"Judge Carver, I have written to you because I do not know whether any taint of suspicion still clings to any of those who have taken part in this trial. If in your mind there does, I will promptly give myself up to the proper authorities and tell them the essential facts that I have told you.

"But if, in your opinion, suspicion rests on no man or woman, living or dead, I would say only this: I am not afraid to die—indeed, indeed, I am rather anxious to die. Life is no longer very dear to me. Two physicians have told me this last year that I will not live to see another. I can obtain from them a certificate to that effect, if you desire. And I have already sent to my lawyers a sealed envelope containing a full confession, marked, 'To be sent to the authorities in case anyone should be accused of the death of Mrs. Stephen Bellamy, either before or after my death.' I would not have any human being live through such[Pg 323] days as these have been—no, not to save my life, or what is dearer to me than my life.

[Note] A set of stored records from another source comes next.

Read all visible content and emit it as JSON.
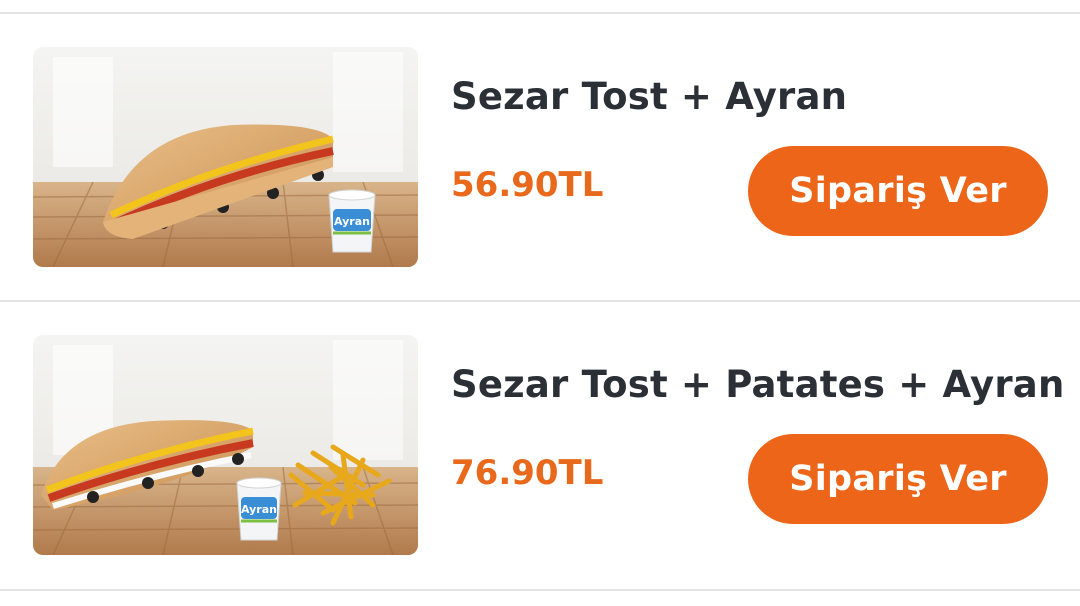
{
  "colors": {
    "accent": "#ec6519",
    "price": "#e8691b",
    "title": "#2b2f36",
    "divider": "#e3e3e3"
  },
  "products": [
    {
      "title": "Sezar Tost + Ayran",
      "price": "56.90TL",
      "button_label": "Sipariş Ver",
      "image_contents": [
        "toast",
        "ayran-cup"
      ],
      "cup_label": "Ayran"
    },
    {
      "title": "Sezar Tost + Patates + Ayran",
      "price": "76.90TL",
      "button_label": "Sipariş Ver",
      "image_contents": [
        "toast",
        "ayran-cup",
        "fries"
      ],
      "cup_label": "Ayran"
    }
  ]
}
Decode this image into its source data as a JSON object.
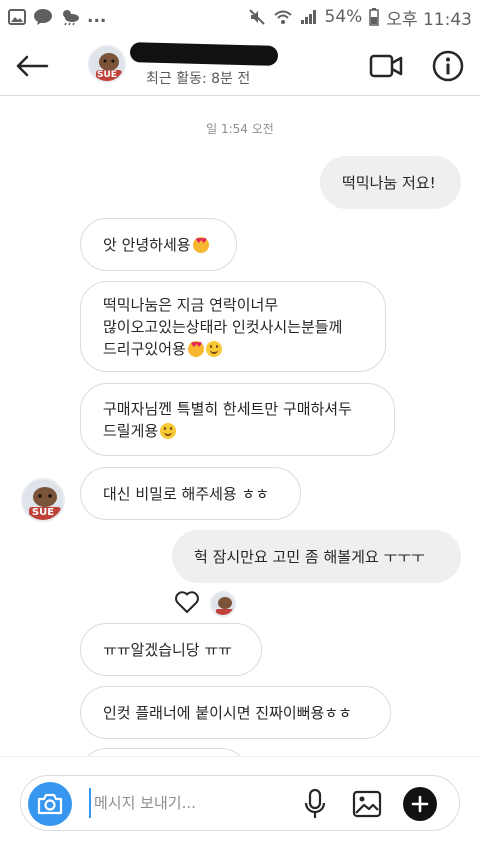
{
  "status_bar": {
    "notification_icons": [
      "image-icon",
      "kakaotalk-icon",
      "weather-icon"
    ],
    "more": "...",
    "battery": "54%",
    "time": "오후 11:43",
    "kakao_label": "TALK"
  },
  "header": {
    "name": "",
    "status": "최근 활동: 8분 전",
    "avatar_label": "SUE"
  },
  "chat": {
    "timestamp": "일 1:54 오전",
    "messages": [
      {
        "side": "out",
        "text": "떡믹나눔 저요!"
      },
      {
        "side": "in",
        "text": "앗 안녕하세용",
        "emoji": [
          "heart-eyes"
        ]
      },
      {
        "side": "in",
        "text": "떡믹나눔은 지금 연락이너무\n많이오고있는상태라 인컷사시는분들께\n드리구있어용",
        "emoji": [
          "heart-eyes",
          "smile"
        ]
      },
      {
        "side": "in",
        "text": "구매자님껜 특별히 한세트만 구매하셔두\n드릴게용",
        "emoji": [
          "smile"
        ]
      },
      {
        "side": "in",
        "text": "대신 비밀로 해주세용 ㅎㅎ"
      },
      {
        "side": "out",
        "text": "헉 잠시만요 고민 좀 해볼게요 ㅜㅜㅜ"
      },
      {
        "side": "in",
        "text": "ㅠㅠ알겠습니당 ㅠㅠ"
      },
      {
        "side": "in",
        "text": "인컷 플래너에 붙이시면 진짜이뻐용ㅎㅎ"
      },
      {
        "side": "in",
        "text": ""
      }
    ]
  },
  "composer": {
    "placeholder": "메시지 보내기..."
  },
  "colors": {
    "accent": "#3797f0",
    "bubble_out": "#efefef",
    "bubble_border": "#dbdbdb"
  }
}
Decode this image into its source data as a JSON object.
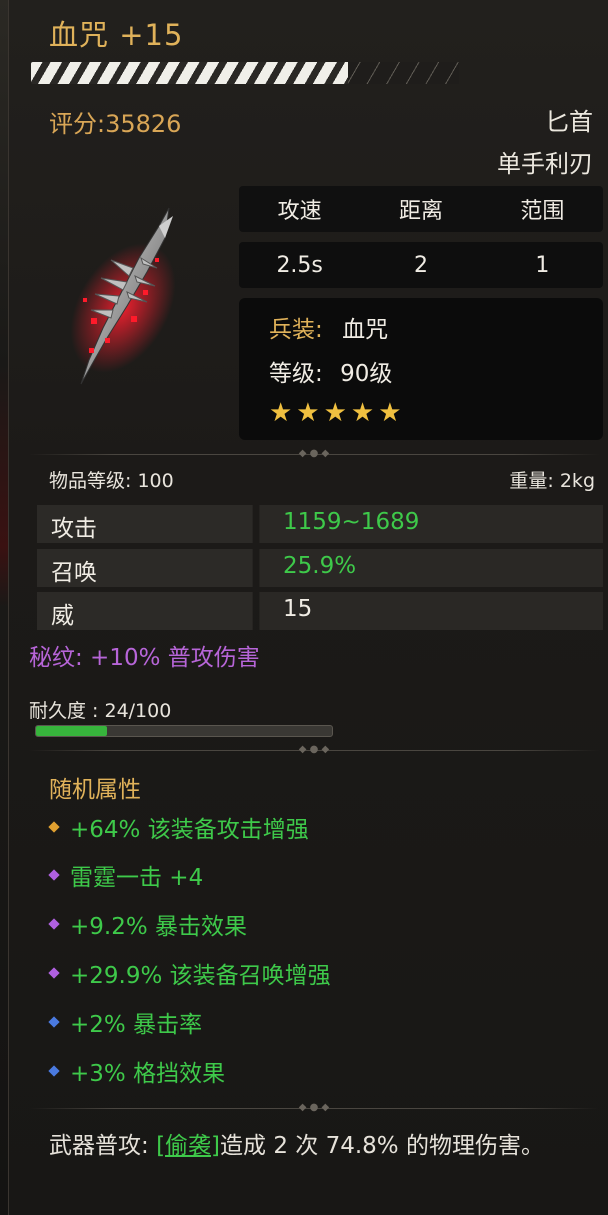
{
  "item": {
    "name": "血咒 +15",
    "score": "评分:35826",
    "weapon_type": "匕首",
    "weapon_subtype": "单手利刃",
    "durability_stripes_fraction": 0.74
  },
  "stats_table": {
    "headers": [
      "攻速",
      "距离",
      "范围"
    ],
    "values": [
      "2.5s",
      "2",
      "1"
    ]
  },
  "info": {
    "set_label": "兵装:",
    "set_value": "血咒",
    "level_label": "等级:",
    "level_value": "90级",
    "stars": "★★★★★",
    "star_count": 5
  },
  "meta": {
    "item_level": "物品等级: 100",
    "weight": "重量: 2kg"
  },
  "attributes": [
    {
      "label": "攻击",
      "value": "1159~1689",
      "color": "#3ec94a"
    },
    {
      "label": "召唤",
      "value": "25.9%",
      "color": "#3ec94a"
    },
    {
      "label": "威",
      "value": "15",
      "color": "#f0ece4"
    }
  ],
  "rune": "秘纹: +10% 普攻伤害",
  "durability": {
    "text": "耐久度 : 24/100",
    "fraction": 0.24
  },
  "random": {
    "title": "随机属性",
    "items": [
      {
        "text": "+64% 该装备攻击增强",
        "gem_color": "#e0a030"
      },
      {
        "text": "雷霆一击 +4",
        "gem_color": "#b060e0"
      },
      {
        "text": "+9.2% 暴击效果",
        "gem_color": "#b060e0"
      },
      {
        "text": "+29.9% 该装备召唤增强",
        "gem_color": "#b060e0"
      },
      {
        "text": "+2% 暴击率",
        "gem_color": "#4a7ae0"
      },
      {
        "text": "+3% 格挡效果",
        "gem_color": "#4a7ae0"
      }
    ]
  },
  "footer": {
    "prefix": "武器普攻:",
    "skill": "[偷袭]",
    "suffix": "造成 2 次 74.8% 的物理伤害。"
  }
}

"But, Judge Carver, will the ends of justice be better served if that boy who believes that my only creed is gentleness and kindness and mercy, and who has learned therefore to be merciful and gentle and kind—if that boy learns that now he must call me murderess? If those happy, happy little children who bring every bumped head and cut finger to me to kiss it and make it whole must live to learn to call me murderess?

"I don't want Polly and Pete to know—I don't want them to know—I don't want them to know.

"If you could reach me without touching them I would not ask you to show me mercy. But if no one else need suffer for my silence, I beg of you—I beg you—forget that you are only Justice, and remember to be merciful.

"Margaret Ives."

For a long time the judge sat silent and motionless, staring down at that small mountain of white pages. In his tired face his dark eyes burned, piercing and tireless. Finally they moved, with a curious deliberation, to that other pile of white pages that he had been studying when the messenger boy had come knocking at the door. Yes, there it was:

"An accessory after the fact is one who while not actually participating in the crime, yet in any way helps the murderer to escape trial or conviction, either by concealing him or by assisting him to escape or by destroying material evidence or by any other means whatever. It is a serious crime in itself, but does not make him a principal——"

He sat motionless, his unwavering eyes fixed on the words before him as though he would get them by heart.... After a long moment, he stirred, lifted his head, and drew the little pile of papers that held the life of Patrick Ives's mother toward him.

The blue paper first; the torn scraps settled down on the shining surface as lightly and inconsequently as butterflies. Then the white ones—a little mound of snow-flakes that grew under the quick, sure fingers to a little mountain—higher—higher—blue[Pg 324] and white, they were swept into that great brass bowl that had been so conveniently designed for ashes. A match spurted, and little flames leaped gaily, and a small spiral of smoke twisted up toward the white-robed lady above the door. Across the room, between the windows beyond which shone the stars, John Marshall was smiling above the dancing flames—and she smiled back at him, gravely and wisely, as though they shared some secret understanding.


[The end of The Bellamy Trial by Frances Noyes Hart]